Imperial Yeomanry Long Service Medal

The Imperial Yeomanry Long Service Medal was a long service medal awarded by the United Kingdom. It is no longer awarded. Authorised by King Edward VII under Army Order No. 211 of 1904, the medal was awarded to troopers and non-commissioned officers in the Imperial Yeomanry for 10 years service and attending 10 annual camps. Any previous full time service in the Regular Army did not count towards this medal, although service in other volunteer and auxiliary forces could be counted, provided that five years preceding the award were served in the Yeomanry. In 1908, the Imperial Yeomanry along with the Volunteer Force were transferred to the newly created Territorial Force; the medal was superseded by the Territorial Force Efficiency Medal. Awards were published in Army Orders, with a total of 1,674 medals awarded, to men in over fifty different Yeomanry regiments, including 951 awards when the medal was first established. Among the recipients was the military artist Harry Payne, who served with the Queen's Own West Kent Yeomanry.

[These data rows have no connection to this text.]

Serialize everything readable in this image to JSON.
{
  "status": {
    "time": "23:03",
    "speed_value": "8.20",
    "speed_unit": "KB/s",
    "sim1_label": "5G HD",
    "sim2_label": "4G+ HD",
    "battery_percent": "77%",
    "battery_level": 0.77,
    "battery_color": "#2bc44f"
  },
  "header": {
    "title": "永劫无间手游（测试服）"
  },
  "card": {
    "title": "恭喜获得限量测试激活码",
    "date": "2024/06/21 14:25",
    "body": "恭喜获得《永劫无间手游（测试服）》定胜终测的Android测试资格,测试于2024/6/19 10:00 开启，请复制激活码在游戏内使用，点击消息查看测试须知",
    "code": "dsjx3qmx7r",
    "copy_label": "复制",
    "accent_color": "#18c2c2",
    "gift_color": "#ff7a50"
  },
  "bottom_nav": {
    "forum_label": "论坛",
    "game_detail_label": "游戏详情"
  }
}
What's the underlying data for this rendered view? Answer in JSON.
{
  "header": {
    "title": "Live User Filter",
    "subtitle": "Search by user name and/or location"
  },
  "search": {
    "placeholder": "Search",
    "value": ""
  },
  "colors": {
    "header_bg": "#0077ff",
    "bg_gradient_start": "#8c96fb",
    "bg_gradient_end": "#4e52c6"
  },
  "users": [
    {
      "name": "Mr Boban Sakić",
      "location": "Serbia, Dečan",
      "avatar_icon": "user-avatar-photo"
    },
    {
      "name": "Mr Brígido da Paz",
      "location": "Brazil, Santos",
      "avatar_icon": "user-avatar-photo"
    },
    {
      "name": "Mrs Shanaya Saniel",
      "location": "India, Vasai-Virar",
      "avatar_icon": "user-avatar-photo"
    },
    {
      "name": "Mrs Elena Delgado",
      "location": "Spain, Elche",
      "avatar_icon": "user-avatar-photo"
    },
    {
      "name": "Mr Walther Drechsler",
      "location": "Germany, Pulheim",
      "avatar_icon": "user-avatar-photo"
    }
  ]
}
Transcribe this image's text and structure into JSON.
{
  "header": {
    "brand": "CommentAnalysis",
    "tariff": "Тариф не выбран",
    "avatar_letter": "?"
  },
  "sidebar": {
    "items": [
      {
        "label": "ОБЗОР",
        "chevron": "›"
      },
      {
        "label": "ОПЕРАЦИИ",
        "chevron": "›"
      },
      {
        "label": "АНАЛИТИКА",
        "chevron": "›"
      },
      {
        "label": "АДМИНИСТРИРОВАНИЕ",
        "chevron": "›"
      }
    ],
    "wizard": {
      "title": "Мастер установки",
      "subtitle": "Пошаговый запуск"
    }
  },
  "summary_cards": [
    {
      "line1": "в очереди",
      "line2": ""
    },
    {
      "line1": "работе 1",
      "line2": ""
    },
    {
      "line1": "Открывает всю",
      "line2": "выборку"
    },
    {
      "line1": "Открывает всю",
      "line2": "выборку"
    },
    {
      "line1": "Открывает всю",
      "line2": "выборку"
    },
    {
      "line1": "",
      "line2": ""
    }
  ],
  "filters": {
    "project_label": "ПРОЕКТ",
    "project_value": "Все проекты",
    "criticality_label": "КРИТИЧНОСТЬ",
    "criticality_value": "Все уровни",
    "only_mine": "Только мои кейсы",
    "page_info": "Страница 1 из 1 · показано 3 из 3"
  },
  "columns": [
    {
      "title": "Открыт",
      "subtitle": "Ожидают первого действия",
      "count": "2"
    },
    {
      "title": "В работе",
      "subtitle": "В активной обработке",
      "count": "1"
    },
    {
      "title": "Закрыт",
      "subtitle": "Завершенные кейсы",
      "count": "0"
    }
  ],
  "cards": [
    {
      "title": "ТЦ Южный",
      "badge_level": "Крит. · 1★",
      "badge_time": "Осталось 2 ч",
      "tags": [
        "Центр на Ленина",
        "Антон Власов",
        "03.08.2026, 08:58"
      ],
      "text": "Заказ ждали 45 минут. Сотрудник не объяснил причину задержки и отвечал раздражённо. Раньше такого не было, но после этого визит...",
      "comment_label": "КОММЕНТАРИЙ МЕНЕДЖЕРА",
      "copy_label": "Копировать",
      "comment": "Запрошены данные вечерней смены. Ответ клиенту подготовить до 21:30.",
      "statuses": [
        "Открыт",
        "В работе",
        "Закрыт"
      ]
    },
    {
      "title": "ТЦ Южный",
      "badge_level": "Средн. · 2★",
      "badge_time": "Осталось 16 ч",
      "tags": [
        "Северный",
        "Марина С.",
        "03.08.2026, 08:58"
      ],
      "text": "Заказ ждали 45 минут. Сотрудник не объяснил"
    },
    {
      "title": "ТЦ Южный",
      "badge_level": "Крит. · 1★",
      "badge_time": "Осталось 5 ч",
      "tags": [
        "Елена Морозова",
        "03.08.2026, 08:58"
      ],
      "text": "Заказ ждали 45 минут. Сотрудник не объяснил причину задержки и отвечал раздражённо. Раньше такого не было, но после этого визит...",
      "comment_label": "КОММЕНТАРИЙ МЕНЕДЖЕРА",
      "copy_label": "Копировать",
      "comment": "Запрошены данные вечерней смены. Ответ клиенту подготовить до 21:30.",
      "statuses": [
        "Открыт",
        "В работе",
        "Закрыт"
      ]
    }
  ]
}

The Imperial Yeomanry Long Service and Good Conduct Medal is an oval shaped silver medal with a fixed ring suspender at the top. The obverse depicts the bust of King Edward VII in uniform facing left. Around the top edge is the legend, EDWARDVS VII REX IMPERATOR; the reverse bears the words IMPERIAL YEOMANRY FOR LONG SERVICE AND GOOD CONDUCT. The medal hangs from a 32 mm light yellow ribbon threaded through the top ring suspender; the medal was issued with the recipient's name and unit impressed on the rim